The U.S. Chamber recently shared an ambitious list of policy priorities for the new Administration to consider.
The United States and Europe agree on the big picture priorities: beating the COVID-19 pandemic, restoring our economies to sustainable growth, responding to climate change while protecting our competitiveness, and confronting the systemic challenges posed by China’s unfair trading practices and human rights abuses.
There are real opportunities to demonstrate quickly a commitment to better ties:
- The United States should rescind tariffs on European steel and aluminum, and the European Union (EU) should lift its countermeasures.

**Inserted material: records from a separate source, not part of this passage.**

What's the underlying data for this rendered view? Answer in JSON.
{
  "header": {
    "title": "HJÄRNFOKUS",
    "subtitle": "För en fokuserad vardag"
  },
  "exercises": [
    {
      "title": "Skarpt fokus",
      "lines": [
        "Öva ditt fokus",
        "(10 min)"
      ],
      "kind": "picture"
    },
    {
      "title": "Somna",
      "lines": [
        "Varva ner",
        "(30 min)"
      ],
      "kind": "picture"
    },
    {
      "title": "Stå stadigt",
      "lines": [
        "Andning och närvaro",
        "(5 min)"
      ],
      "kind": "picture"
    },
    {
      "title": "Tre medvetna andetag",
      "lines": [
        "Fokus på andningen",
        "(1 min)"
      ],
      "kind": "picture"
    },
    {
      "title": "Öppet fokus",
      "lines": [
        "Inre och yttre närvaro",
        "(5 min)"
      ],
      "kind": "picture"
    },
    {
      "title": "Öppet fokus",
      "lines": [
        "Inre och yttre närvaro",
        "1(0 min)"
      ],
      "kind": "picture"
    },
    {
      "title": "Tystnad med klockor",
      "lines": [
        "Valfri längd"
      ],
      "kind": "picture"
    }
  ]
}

- The long-running large civil aircraft disputes are ripe for a negotiated settlement that would allow the termination of punitive tariffs.
- A lasting agreement to replace Privacy Shield and ensure the transatlantic digital economy remains connected is essential.
A formal platform for collaboration would be welcome. The European Commission has proposed an EU-U.S. Trade and Technology Council, which the U.S. Chamber endorses. This must have cabinet-level support, meaningful stakeholder engagement, and a laser-like focus on eliminating commercially significant barriers to trade and investment. We’re not naïve: A new council won’t resolve all our differences. That’s especially true in areas like the digital economy, where the EU is heading down a worrying path, threatening discriminatory actions on tax and competition policy. Still, a formal construct would be useful — provided it yields tangible near-term improvements.
If building goodwill and a politically-sanctioned structure for cooperation are critical — as we think they are — recent European moves raise questions about our ability to move from lofty expressions of support to demonstrable benefits.
Take vaccines. Carrying out the research and development to devise a vaccine, testing it for safety and efficacy, and then manufacturing, distributing, and administering it to millions of people requires seamlessly integrated supply chains and close collaboration between the public and private sectors. So the EU’s new export authorization scheme is troublesome; it may even endanger the procurement of critical inputs. We believe Brussels should instead ensure all export authorizations are granted automatically, even as they rightly seek transparency regarding volumes and destinations.
Next, consider China. President Biden has made clear he wants to work with allies to respond to Beijing’s malign behavior. It’s not surprising that the new Administration was disappointed that Europe announced its investment agreement with China just before the new team took office in Washington. Whether intended or not, the decision to close the deal when they did raises questions about whether Brussels is more interested in partnership or triangulation.
The next few months are critical if the transatlantic relationship is to be the powerhouse we know it can be. Early wins on tangible trade irritants will encourage greater collaboration on the big issues like the pandemic and a safe return to travel, tackling climate change, harnessing the global digital economy as an engine of growth, delivering on WTO reform, and making meaningful progress on a joint agenda towards China.
The business community is ready to roll up our sleeves and get to work with officials on both sides to strengthen the transatlantic relationship. Let’s get going.